We begin this Sunday’s reflection with the account of the call of the prophet Elisha. It was just an ordinary day for Elisha. He was plowing his field, but God had directed Israel’s greatest prophet, Elijah, to anoint Elisha as his successor. When he found him, Elijah immediately placed his cloak over Elisha’s shoulders. God’s invitation came through that simple gesture. Elijah had passed on his prophetic mantle. It was a serious moment. Elisha’s response was immediate and radical. He asked permission to give a final kiss to his father and mother. He then slaughtered the oxen that had been pulling his plow and used the wood of the plow to offer them up as a holocaust to God. In that sacrifice he offered his entire past to God. Freed of any and all attachments, he left everything he knew and followed the prophet Elijah.
The theme of “the call” is taken up and developed in the Gospel.
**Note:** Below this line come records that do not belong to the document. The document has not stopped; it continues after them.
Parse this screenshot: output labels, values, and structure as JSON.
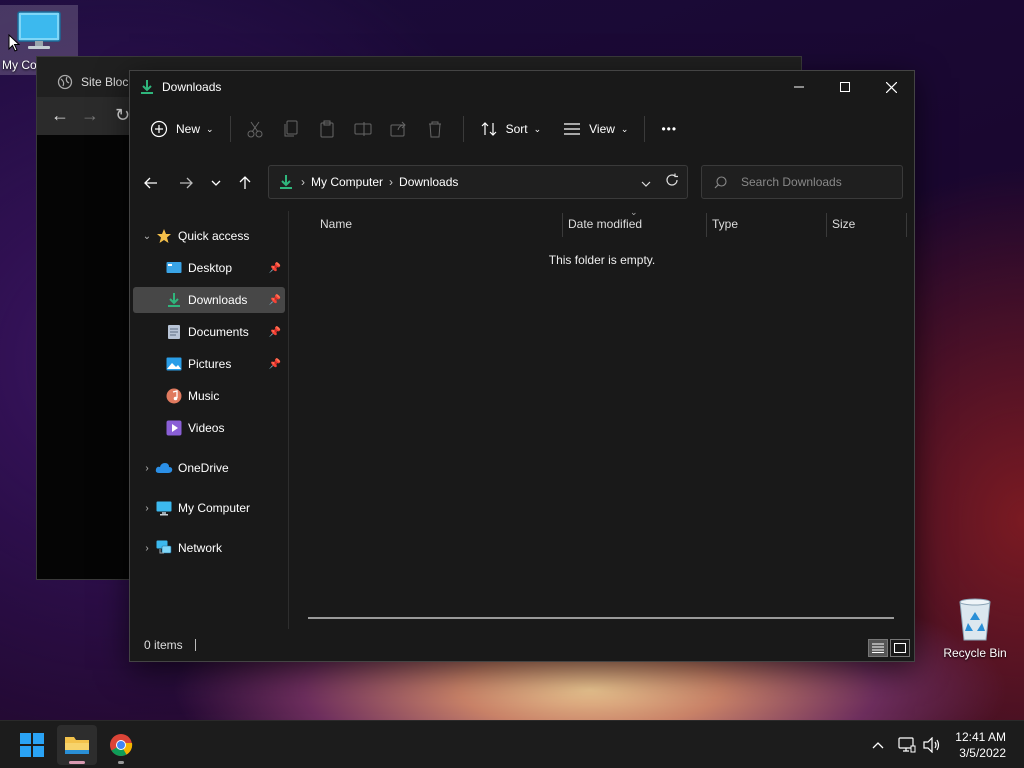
{
  "desktop": {
    "my_computer_label": "My Co",
    "recycle_bin_label": "Recycle Bin"
  },
  "bg_window": {
    "title": "Site Block"
  },
  "explorer": {
    "title": "Downloads",
    "toolbar": {
      "new_label": "New",
      "sort_label": "Sort",
      "view_label": "View",
      "more_label": "•••"
    },
    "address": {
      "crumbs": [
        "My Computer",
        "Downloads"
      ],
      "search_placeholder": "Search Downloads"
    },
    "nav": {
      "quick_access": "Quick access",
      "items": [
        {
          "label": "Desktop",
          "icon": "desktop-icon",
          "pinned": true
        },
        {
          "label": "Downloads",
          "icon": "download-icon",
          "pinned": true,
          "selected": true
        },
        {
          "label": "Documents",
          "icon": "document-icon",
          "pinned": true
        },
        {
          "label": "Pictures",
          "icon": "pictures-icon",
          "pinned": true
        },
        {
          "label": "Music",
          "icon": "music-icon",
          "pinned": false
        },
        {
          "label": "Videos",
          "icon": "videos-icon",
          "pinned": false
        }
      ],
      "onedrive": "OneDrive",
      "my_computer": "My Computer",
      "network": "Network"
    },
    "columns": [
      "Name",
      "Date modified",
      "Type",
      "Size"
    ],
    "empty_message": "This folder is empty.",
    "status": {
      "items_count": "0 items"
    }
  },
  "taskbar": {
    "time": "12:41 AM",
    "date": "3/5/2022"
  },
  "colors": {
    "accent_green": "#2fb67c",
    "selection": "#474747",
    "windows_blue": "#2aa3f5"
  }
}
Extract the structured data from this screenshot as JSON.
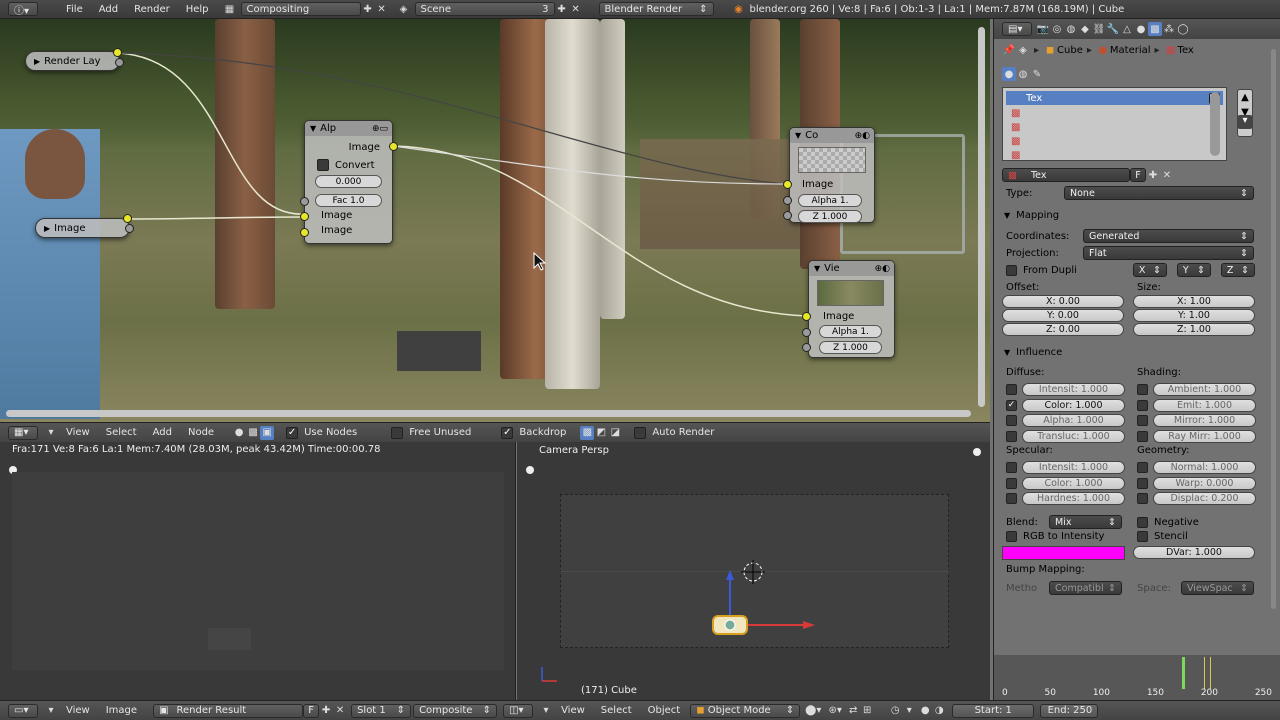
{
  "topbar": {
    "menus": [
      "File",
      "Add",
      "Render",
      "Help"
    ],
    "screen": "Compositing",
    "scene": "Scene",
    "scene_num": "3",
    "engine": "Blender Render",
    "info": "blender.org 260 | Ve:8 | Fa:6 | Ob:1-3 | La:1 | Mem:7.87M (168.19M) | Cube"
  },
  "nodes": {
    "render_layer": "Render Lay",
    "image_in": "Image",
    "alpha": {
      "title": "Alp",
      "out": "Image",
      "convert": "Convert",
      "value": "0.000",
      "fac": "Fac 1.0",
      "in1": "Image",
      "in2": "Image"
    },
    "composite": {
      "title": "Co",
      "in1": "Image",
      "in2": "Alpha 1.",
      "in3": "Z 1.000"
    },
    "viewer": {
      "title": "Vie",
      "in1": "Image",
      "in2": "Alpha 1.",
      "in3": "Z 1.000"
    }
  },
  "node_header": {
    "menus": [
      "View",
      "Select",
      "Add",
      "Node"
    ],
    "use_nodes": "Use Nodes",
    "free_unused": "Free Unused",
    "backdrop": "Backdrop",
    "auto_render": "Auto Render"
  },
  "image_editor": {
    "status": "Fra:171  Ve:8 Fa:6 La:1 Mem:7.40M (28.03M, peak 43.42M) Time:00:00.78"
  },
  "viewport": {
    "label": "Camera Persp",
    "object": "(171) Cube"
  },
  "props": {
    "breadcrumb": [
      "Cube",
      "Material",
      "Tex"
    ],
    "tex_list": [
      "Tex"
    ],
    "tex_name": "Tex",
    "tex_f": "F",
    "type_label": "Type:",
    "type_value": "None",
    "mapping": "Mapping",
    "coords_label": "Coordinates:",
    "coords_value": "Generated",
    "proj_label": "Projection:",
    "proj_value": "Flat",
    "from_dupli": "From Dupli",
    "axes": [
      "X",
      "Y",
      "Z"
    ],
    "offset_label": "Offset:",
    "size_label": "Size:",
    "offset": [
      "X: 0.00",
      "Y: 0.00",
      "Z: 0.00"
    ],
    "size": [
      "X: 1.00",
      "Y: 1.00",
      "Z: 1.00"
    ],
    "influence": "Influence",
    "diffuse": "Diffuse:",
    "shading": "Shading:",
    "diffuse_items": [
      "Intensit: 1.000",
      "Color: 1.000",
      "Alpha: 1.000",
      "Transluc: 1.000"
    ],
    "shading_items": [
      "Ambient: 1.000",
      "Emit: 1.000",
      "Mirror: 1.000",
      "Ray Mirr: 1.000"
    ],
    "specular": "Specular:",
    "geometry": "Geometry:",
    "specular_items": [
      "Intensit: 1.000",
      "Color: 1.000",
      "Hardnes: 1.000"
    ],
    "geometry_items": [
      "Normal: 1.000",
      "Warp: 0.000",
      "Displac: 0.200"
    ],
    "blend_label": "Blend:",
    "blend_value": "Mix",
    "negative": "Negative",
    "rgb_intensity": "RGB to Intensity",
    "stencil": "Stencil",
    "dvar": "DVar: 1.000",
    "bump": "Bump Mapping:",
    "method_label": "Metho",
    "method_value": "Compatibl",
    "space_label": "Space:",
    "space_value": "ViewSpac",
    "color_swatch": "#ff00ff"
  },
  "timeline": {
    "ticks": [
      "0",
      "50",
      "100",
      "150",
      "200",
      "250"
    ]
  },
  "bottom": {
    "menus_left": [
      "View",
      "Image"
    ],
    "render_result": "Render Result",
    "f": "F",
    "slot": "Slot 1",
    "composite": "Composite",
    "menus_mid": [
      "View",
      "Select",
      "Object"
    ],
    "mode": "Object Mode",
    "start": "Start: 1",
    "end": "End: 250"
  }
}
We begin with a scene of failure.
Jesus and the apostles were on their way to Jerusalem and were passing through Samaria. The apostles went ahead of him in an attempt to do some preliminary preaching but they were rejected by the people. They were filled with anger against the Samaritans. “Lord, do you want us to call down fire from heaven to consume them?” Their anger was met with a rebuke from Jesus. He redirected their vision and continued on the missionary journey.
As they traveled along, Jesus was inviting people to follow him. He met one rejection after another. They weren’t hostile rejections, however. There were half-hearted acceptances of his invitation. “First, let me go and bury my father.” “Let me say farewell to my family at home.”
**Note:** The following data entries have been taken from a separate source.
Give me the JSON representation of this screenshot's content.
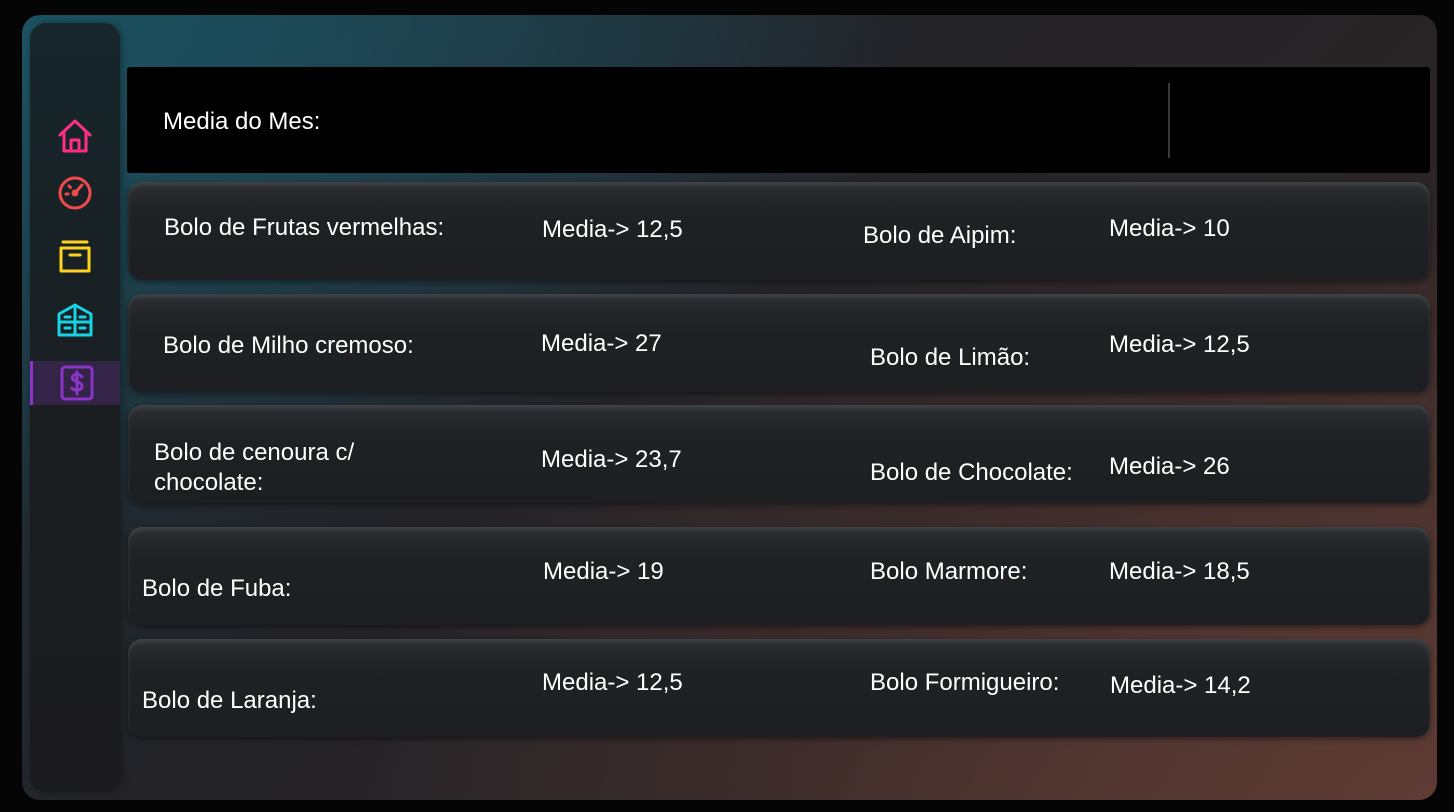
{
  "colors": {
    "home_icon": "#ff2f86",
    "gauge_icon": "#f04a4a",
    "box_icon": "#ffd21f",
    "store_icon": "#16d3e6",
    "dollar_icon": "#8a35c8",
    "active_bg": "#3d2357"
  },
  "sidebar": {
    "items": [
      {
        "icon": "home-icon",
        "active": false
      },
      {
        "icon": "gauge-icon",
        "active": false
      },
      {
        "icon": "box-icon",
        "active": false
      },
      {
        "icon": "store-icon",
        "active": false
      },
      {
        "icon": "dollar-icon",
        "active": true
      }
    ]
  },
  "header": {
    "label": "Media do Mes:"
  },
  "rows": [
    {
      "left_name": "Bolo de Frutas vermelhas:",
      "left_media": "Media-> 12,5",
      "right_name": "Bolo de Aipim:",
      "right_media": "Media-> 10"
    },
    {
      "left_name": "Bolo de Milho cremoso:",
      "left_media": "Media-> 27",
      "right_name": "Bolo de Limão:",
      "right_media": "Media-> 12,5"
    },
    {
      "left_name": "Bolo de cenoura c/ chocolate:",
      "left_media": "Media-> 23,7",
      "right_name": "Bolo de Chocolate:",
      "right_media": "Media-> 26"
    },
    {
      "left_name": "Bolo de Fuba:",
      "left_media": "Media-> 19",
      "right_name": "Bolo Marmore:",
      "right_media": "Media-> 18,5"
    },
    {
      "left_name": "Bolo de Laranja:",
      "left_media": "Media-> 12,5",
      "right_name": "Bolo Formigueiro:",
      "right_media": "Media-> 14,2"
    }
  ]
}
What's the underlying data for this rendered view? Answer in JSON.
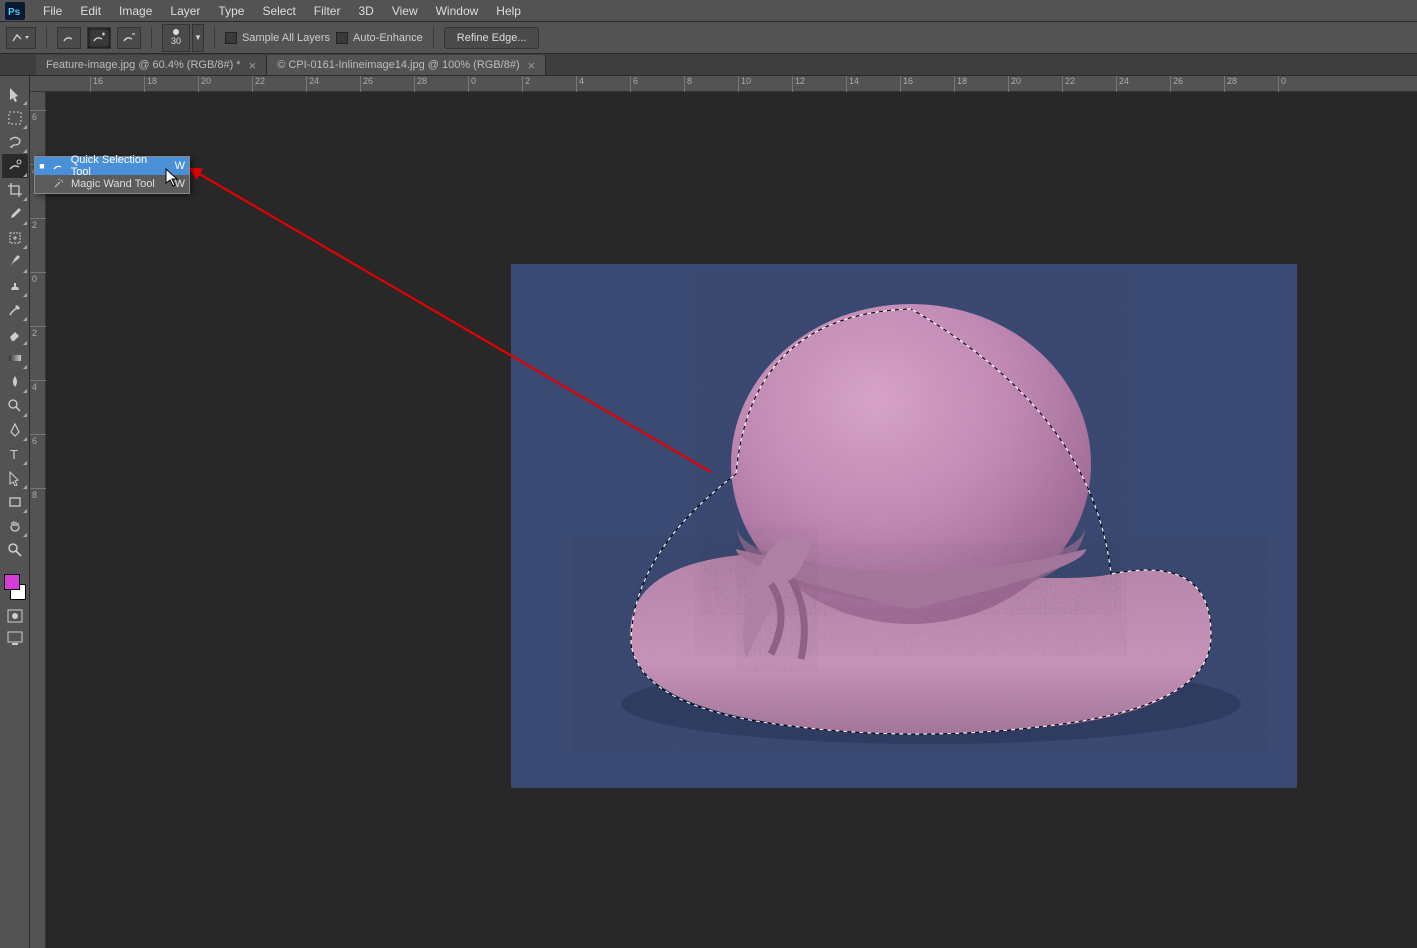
{
  "menu": {
    "items": [
      "File",
      "Edit",
      "Image",
      "Layer",
      "Type",
      "Select",
      "Filter",
      "3D",
      "View",
      "Window",
      "Help"
    ]
  },
  "options": {
    "brush_size": "30",
    "sample_all": "Sample All Layers",
    "auto_enhance": "Auto-Enhance",
    "refine": "Refine Edge..."
  },
  "tabs": [
    {
      "label": "Feature-image.jpg @ 60.4% (RGB/8#) *",
      "active": false
    },
    {
      "label": "© CPI-0161-Inlineimage14.jpg @ 100% (RGB/8#)",
      "active": true
    }
  ],
  "ruler_h": [
    "16",
    "18",
    "20",
    "22",
    "24",
    "26",
    "28",
    "0",
    "2",
    "4",
    "6",
    "8",
    "10",
    "12",
    "14",
    "16",
    "18",
    "20",
    "22",
    "24",
    "26",
    "28",
    "0"
  ],
  "ruler_v": [
    "6",
    "4",
    "2",
    "0",
    "2",
    "4",
    "6",
    "8"
  ],
  "flyout": {
    "items": [
      {
        "dot": "■",
        "label": "Quick Selection Tool",
        "key": "W",
        "hl": true
      },
      {
        "dot": "",
        "label": "Magic Wand Tool",
        "key": "W",
        "hl": false
      }
    ]
  },
  "colors": {
    "fg": "#d63cd6",
    "bg": "#ffffff",
    "canvas_bg": "#3b4a73"
  }
}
Jesus clearly wanted more from them. “Let the dead bury their dead. But you, go and proclaim the Kingdom of God!” He wanted them to break from their past just as Elisha the prophet did. “No one who sets a hand to the plow and looks to what was left behind is fit for the Kingdom of God.” And to those who said to him, “I will follow you wherever you go,” he raised a serious caution. “Foxes have dens and birds of the sky have nests, but the Son of Man has nowhere to rest his head.”
These scriptures are a reminder for us. We’ve been called, too. Seriously, we’ve been called! We’re not here in this church by accident. We’ve been anointed – baptized into the life and mission of Jesus. Yes, quite seriously, each of us has been called, just as the prophets were called, just as the apostles were called. Today, the Church is reminding us of the radical nature of that calling.
Today we’re being asked to assess our response to Jesus’ call. What does it mean for me to be a follower of Christ? How does it touch my everyday life? How does it touch the people I meet and work with every day? How radical is my response to the call? Do I keep looking back?
Today, we’re invited to raise a renewed and radical “yes’ to God’s personal call.